_YOUR OBJECTIVE_: In the lines below, look for "kind". Copy each line where it appears.

_DATA TO EXAMINE_:
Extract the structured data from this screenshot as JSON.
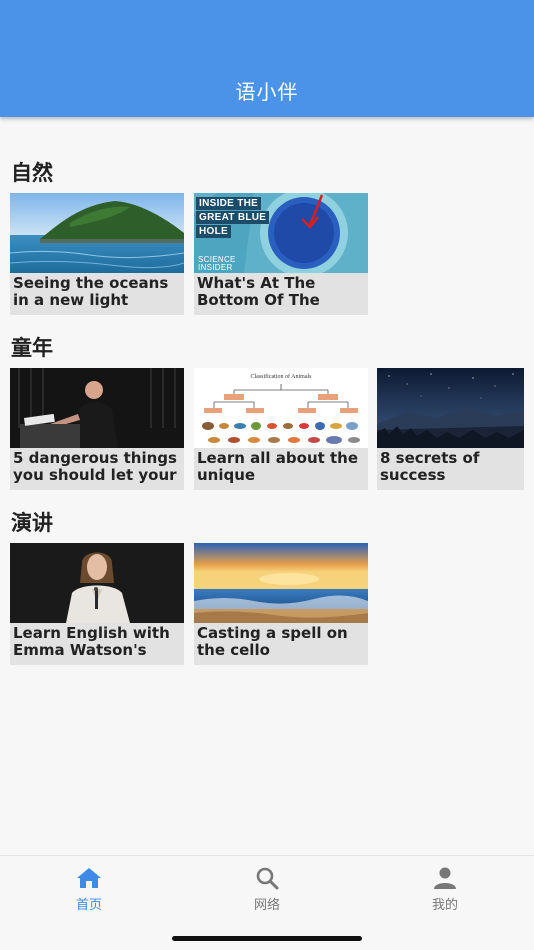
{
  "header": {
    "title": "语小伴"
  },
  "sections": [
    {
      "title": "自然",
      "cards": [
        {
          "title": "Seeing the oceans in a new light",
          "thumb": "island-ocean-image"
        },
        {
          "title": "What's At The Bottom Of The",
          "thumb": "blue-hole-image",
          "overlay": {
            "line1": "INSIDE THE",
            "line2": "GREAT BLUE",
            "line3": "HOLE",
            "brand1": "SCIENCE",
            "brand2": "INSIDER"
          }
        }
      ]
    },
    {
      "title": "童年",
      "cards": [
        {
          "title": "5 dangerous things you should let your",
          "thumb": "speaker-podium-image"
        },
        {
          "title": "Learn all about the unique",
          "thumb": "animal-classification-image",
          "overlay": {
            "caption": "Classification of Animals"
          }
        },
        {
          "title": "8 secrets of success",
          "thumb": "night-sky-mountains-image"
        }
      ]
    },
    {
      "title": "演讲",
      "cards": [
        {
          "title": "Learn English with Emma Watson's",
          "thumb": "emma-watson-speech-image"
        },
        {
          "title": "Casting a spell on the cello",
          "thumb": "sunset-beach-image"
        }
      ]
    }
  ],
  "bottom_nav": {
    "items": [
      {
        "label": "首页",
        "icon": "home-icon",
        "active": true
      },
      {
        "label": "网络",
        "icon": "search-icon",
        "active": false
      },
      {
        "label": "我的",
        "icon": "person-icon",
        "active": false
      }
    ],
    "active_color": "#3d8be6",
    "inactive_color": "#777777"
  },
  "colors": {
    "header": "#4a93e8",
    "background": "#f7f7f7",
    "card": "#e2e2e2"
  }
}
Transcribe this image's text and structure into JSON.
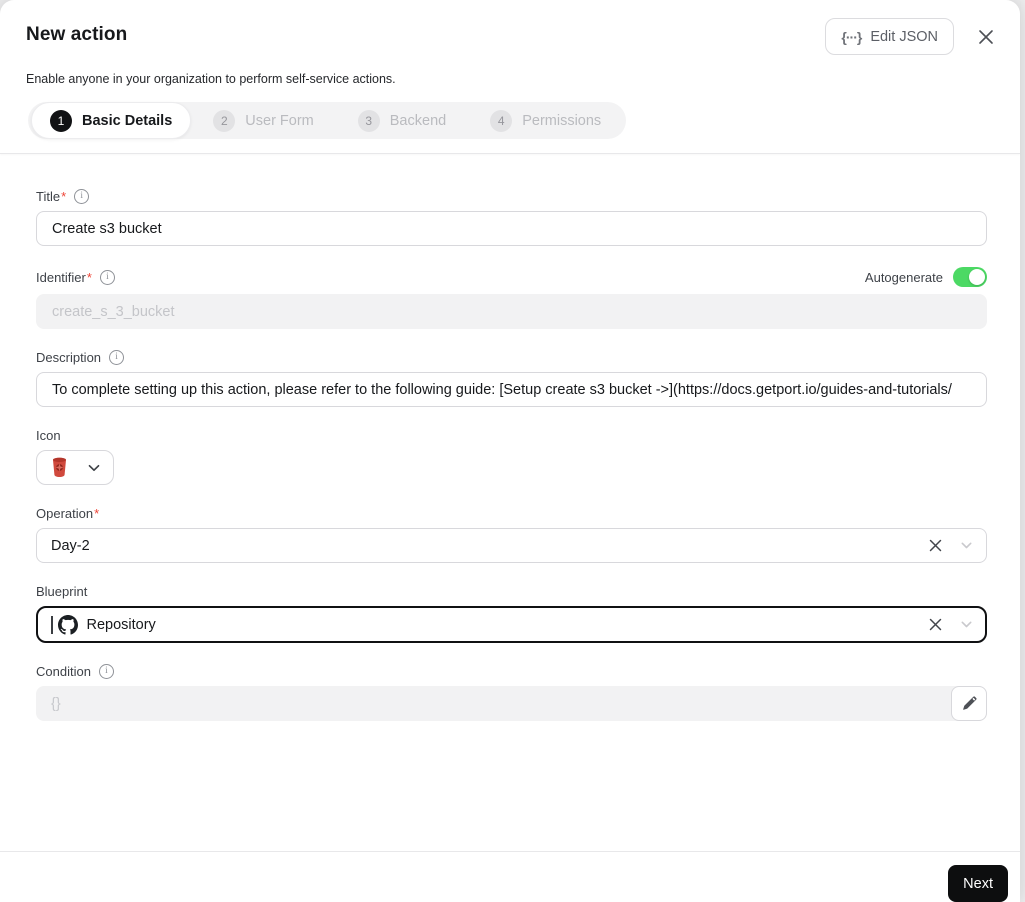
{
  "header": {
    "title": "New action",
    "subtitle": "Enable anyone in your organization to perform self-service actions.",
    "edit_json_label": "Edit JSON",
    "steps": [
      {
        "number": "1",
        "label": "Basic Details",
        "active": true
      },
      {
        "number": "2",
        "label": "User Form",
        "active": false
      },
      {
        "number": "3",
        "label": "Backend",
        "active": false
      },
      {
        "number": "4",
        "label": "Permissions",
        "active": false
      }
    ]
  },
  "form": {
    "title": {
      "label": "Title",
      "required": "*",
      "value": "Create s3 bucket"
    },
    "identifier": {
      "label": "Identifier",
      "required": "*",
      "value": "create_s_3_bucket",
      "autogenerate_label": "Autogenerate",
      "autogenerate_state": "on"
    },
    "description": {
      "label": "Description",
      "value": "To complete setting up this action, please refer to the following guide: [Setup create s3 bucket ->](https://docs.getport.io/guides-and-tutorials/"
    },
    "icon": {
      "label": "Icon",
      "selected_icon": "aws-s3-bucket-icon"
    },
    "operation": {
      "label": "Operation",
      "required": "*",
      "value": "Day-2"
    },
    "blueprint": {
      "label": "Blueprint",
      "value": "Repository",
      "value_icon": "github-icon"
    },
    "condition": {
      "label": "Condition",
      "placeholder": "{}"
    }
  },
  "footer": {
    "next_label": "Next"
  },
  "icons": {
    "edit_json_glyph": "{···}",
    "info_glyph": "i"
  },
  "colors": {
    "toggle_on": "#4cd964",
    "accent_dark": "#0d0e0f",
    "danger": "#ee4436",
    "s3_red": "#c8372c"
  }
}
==
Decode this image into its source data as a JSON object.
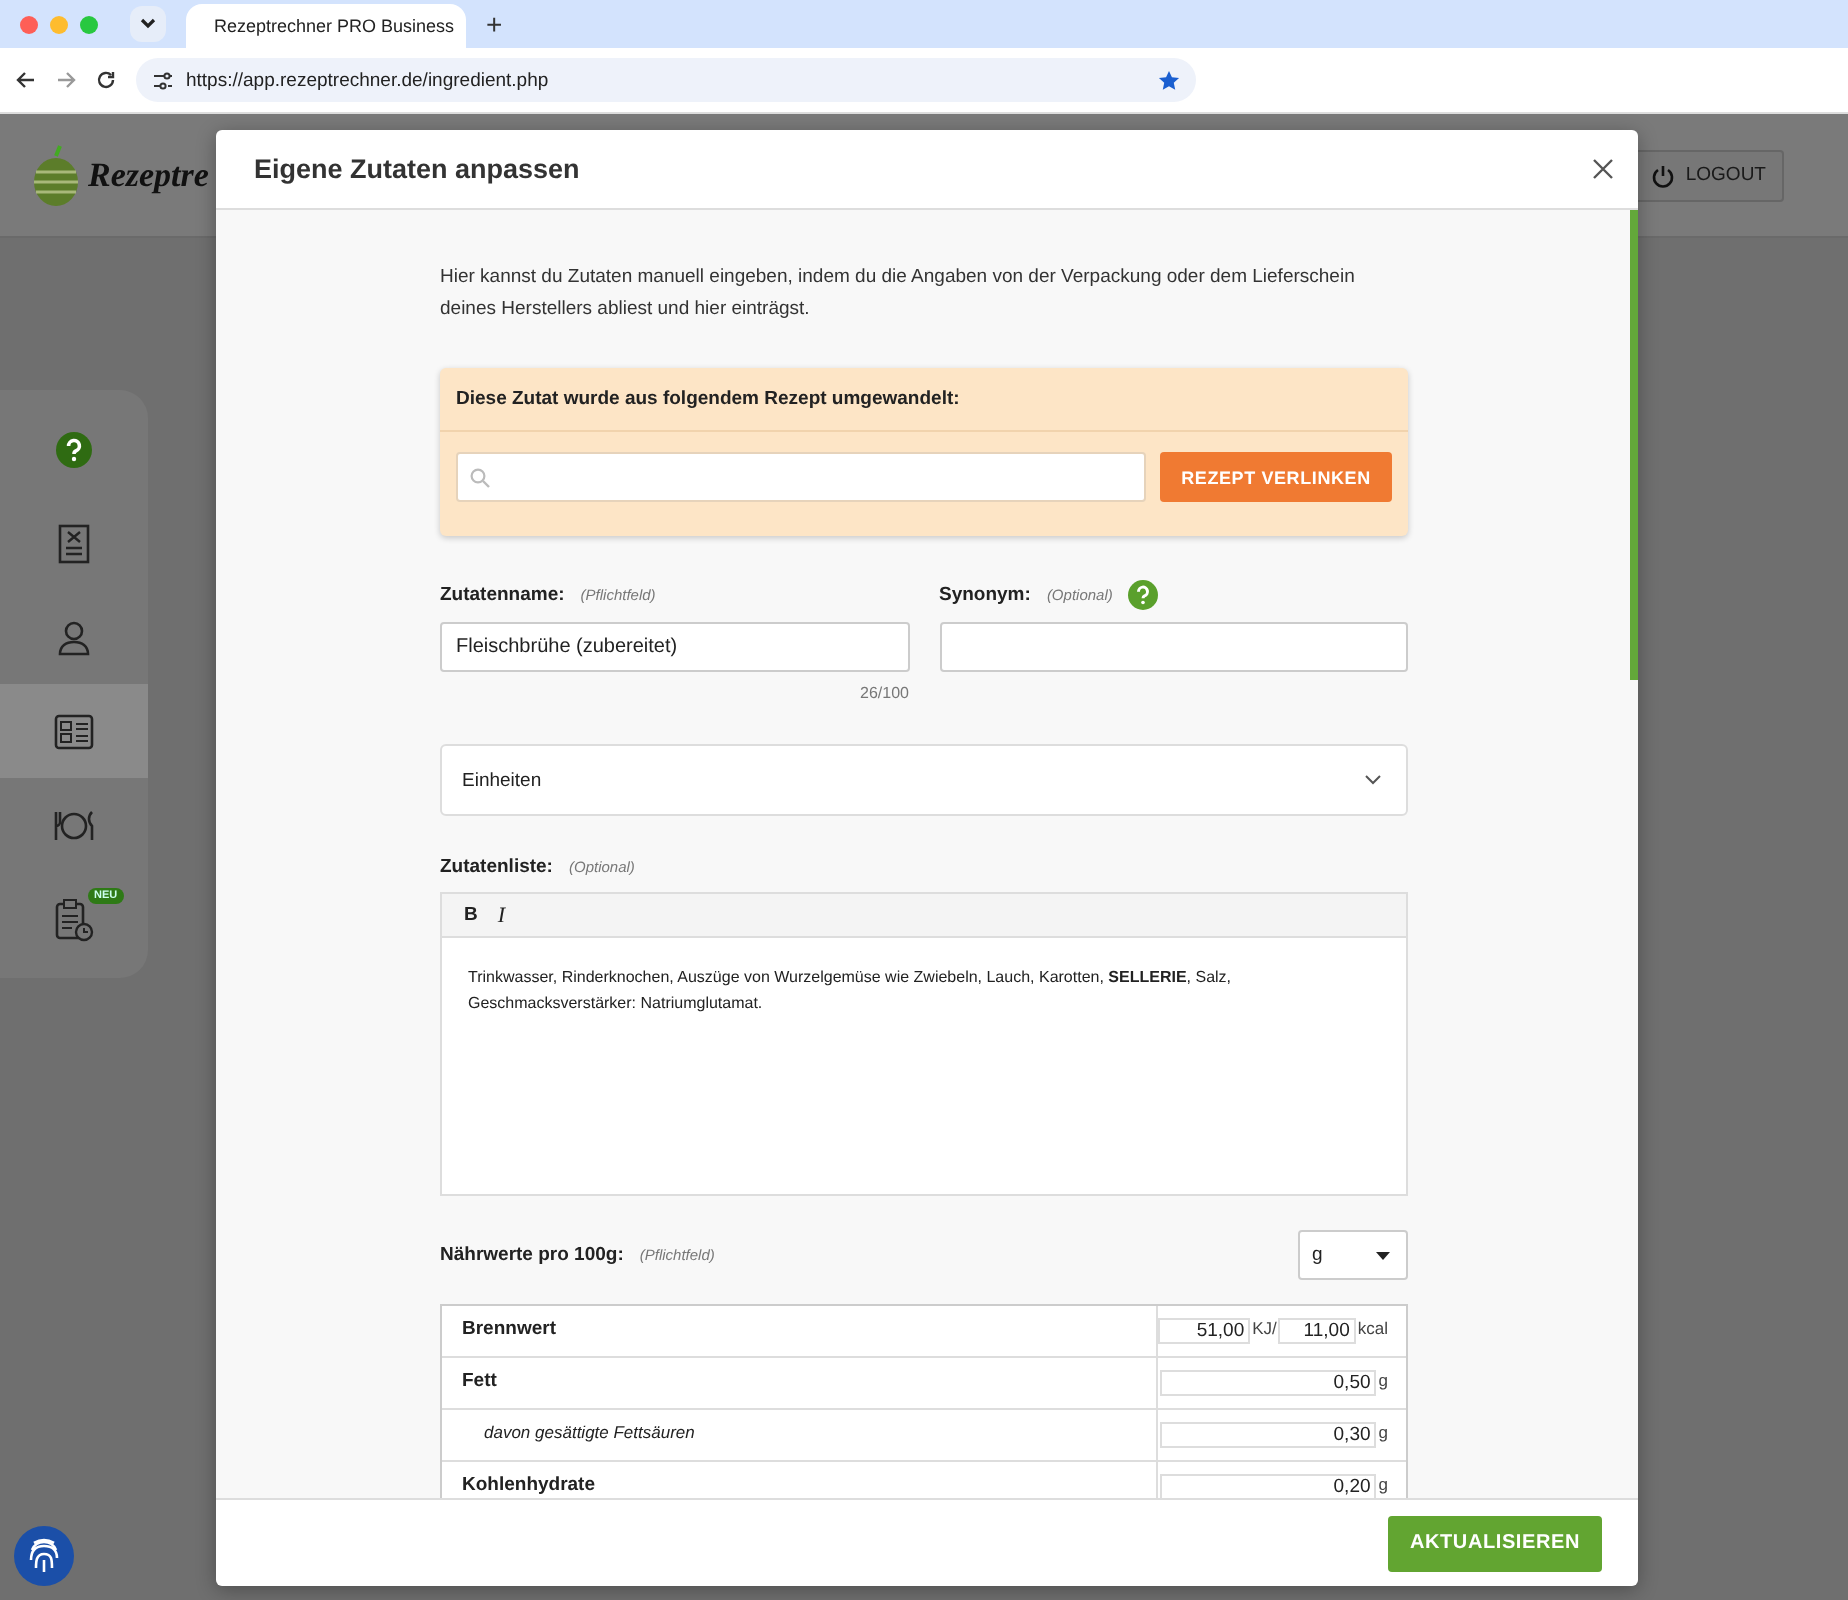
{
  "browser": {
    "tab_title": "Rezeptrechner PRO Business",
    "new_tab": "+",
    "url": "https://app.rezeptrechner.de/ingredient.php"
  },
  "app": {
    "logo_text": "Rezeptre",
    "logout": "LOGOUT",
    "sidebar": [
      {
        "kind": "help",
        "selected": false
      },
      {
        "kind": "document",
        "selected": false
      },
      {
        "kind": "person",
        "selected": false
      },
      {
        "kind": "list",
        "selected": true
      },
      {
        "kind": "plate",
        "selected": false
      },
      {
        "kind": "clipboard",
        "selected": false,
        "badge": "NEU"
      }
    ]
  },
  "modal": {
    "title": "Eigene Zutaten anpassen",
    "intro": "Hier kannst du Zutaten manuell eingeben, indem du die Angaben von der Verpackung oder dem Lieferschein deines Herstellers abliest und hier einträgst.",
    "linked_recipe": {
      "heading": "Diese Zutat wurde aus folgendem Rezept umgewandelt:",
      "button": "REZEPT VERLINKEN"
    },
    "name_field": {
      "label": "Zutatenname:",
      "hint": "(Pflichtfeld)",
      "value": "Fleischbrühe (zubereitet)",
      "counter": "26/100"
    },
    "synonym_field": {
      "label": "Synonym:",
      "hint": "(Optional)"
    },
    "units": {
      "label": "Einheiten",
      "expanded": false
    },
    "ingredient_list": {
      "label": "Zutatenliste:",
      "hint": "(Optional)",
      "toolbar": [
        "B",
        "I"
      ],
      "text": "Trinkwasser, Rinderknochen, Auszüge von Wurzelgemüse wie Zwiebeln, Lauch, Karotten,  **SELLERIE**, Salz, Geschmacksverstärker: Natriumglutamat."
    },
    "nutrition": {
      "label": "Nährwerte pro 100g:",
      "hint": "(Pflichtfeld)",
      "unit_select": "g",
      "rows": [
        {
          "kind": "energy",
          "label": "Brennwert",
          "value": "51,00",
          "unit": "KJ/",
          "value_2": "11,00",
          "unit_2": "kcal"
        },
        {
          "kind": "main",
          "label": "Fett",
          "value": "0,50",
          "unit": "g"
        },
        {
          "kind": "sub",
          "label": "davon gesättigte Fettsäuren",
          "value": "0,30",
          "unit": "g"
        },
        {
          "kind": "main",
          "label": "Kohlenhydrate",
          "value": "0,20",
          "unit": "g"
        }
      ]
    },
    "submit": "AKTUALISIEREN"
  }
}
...
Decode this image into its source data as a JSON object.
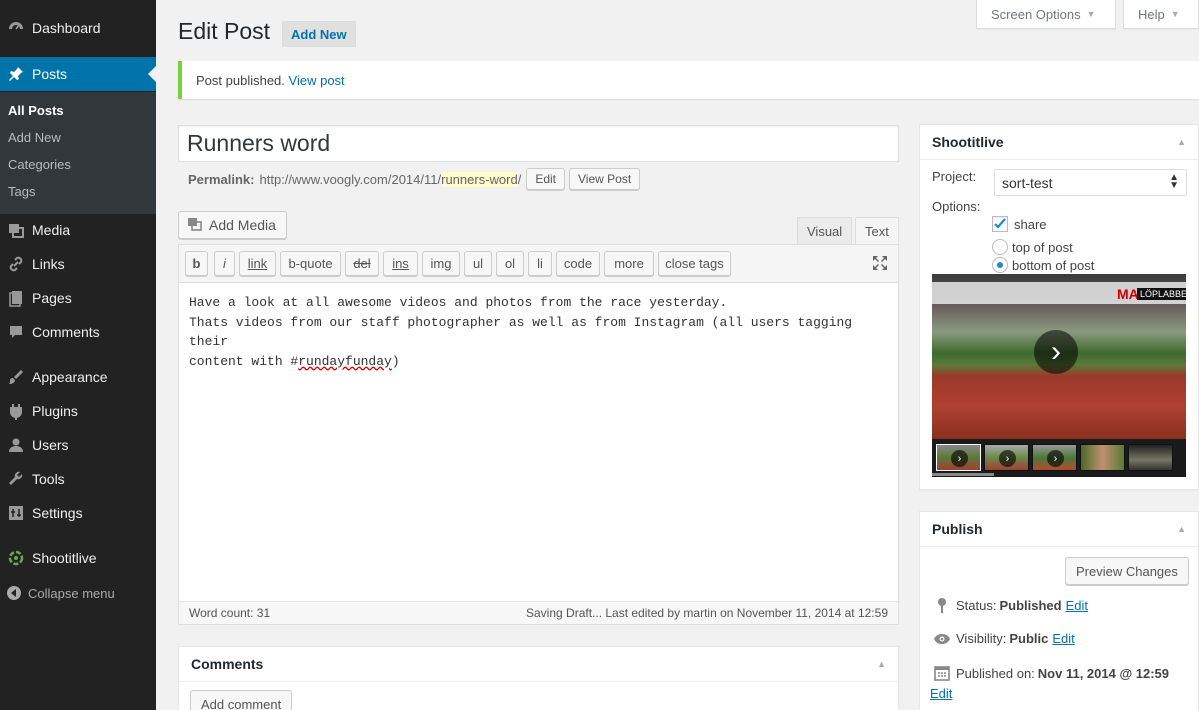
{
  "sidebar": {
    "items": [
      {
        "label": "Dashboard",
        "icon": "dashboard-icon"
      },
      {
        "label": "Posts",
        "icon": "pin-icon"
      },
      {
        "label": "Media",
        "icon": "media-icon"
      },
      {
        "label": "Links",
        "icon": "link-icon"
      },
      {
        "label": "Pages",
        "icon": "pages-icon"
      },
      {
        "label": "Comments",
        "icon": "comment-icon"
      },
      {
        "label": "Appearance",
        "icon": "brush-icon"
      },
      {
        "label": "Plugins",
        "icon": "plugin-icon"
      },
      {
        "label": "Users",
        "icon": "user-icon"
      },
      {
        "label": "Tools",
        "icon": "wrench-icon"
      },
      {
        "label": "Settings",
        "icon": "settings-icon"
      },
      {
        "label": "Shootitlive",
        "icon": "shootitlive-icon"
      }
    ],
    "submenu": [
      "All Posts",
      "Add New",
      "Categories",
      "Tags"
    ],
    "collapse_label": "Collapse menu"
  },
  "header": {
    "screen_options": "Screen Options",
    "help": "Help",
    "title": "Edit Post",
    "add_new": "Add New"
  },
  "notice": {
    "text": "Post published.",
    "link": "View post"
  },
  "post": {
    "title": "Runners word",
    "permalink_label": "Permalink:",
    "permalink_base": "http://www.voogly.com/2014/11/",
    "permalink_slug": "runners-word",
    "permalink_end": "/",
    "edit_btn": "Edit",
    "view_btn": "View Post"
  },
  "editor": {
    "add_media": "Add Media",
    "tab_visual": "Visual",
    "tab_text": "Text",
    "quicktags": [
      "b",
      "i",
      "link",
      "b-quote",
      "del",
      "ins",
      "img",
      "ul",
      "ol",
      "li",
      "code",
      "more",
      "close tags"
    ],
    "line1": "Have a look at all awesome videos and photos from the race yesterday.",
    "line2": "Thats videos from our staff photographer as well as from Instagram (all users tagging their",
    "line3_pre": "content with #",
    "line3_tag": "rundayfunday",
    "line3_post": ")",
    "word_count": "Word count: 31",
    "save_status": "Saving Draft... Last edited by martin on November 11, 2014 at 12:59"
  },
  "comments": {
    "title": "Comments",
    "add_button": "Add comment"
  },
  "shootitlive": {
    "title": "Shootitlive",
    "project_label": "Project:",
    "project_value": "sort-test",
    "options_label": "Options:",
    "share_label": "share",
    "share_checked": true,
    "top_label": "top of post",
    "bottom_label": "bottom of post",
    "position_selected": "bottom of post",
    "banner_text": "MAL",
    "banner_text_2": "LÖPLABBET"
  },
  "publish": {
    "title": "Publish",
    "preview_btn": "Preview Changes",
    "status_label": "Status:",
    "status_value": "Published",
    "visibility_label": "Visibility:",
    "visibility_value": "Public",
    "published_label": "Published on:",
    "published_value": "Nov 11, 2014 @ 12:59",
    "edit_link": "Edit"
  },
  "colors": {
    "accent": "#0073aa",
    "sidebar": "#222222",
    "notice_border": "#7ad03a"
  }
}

_RESPONSE BELOW_:
        "kind": "help",
        "kind": "document",
        "kind": "person",
        "kind": "list",
        "kind": "plate",
        "kind": "clipboard",
          "kind": "energy",
          "kind": "main",
          "kind": "sub",
          "kind": "main",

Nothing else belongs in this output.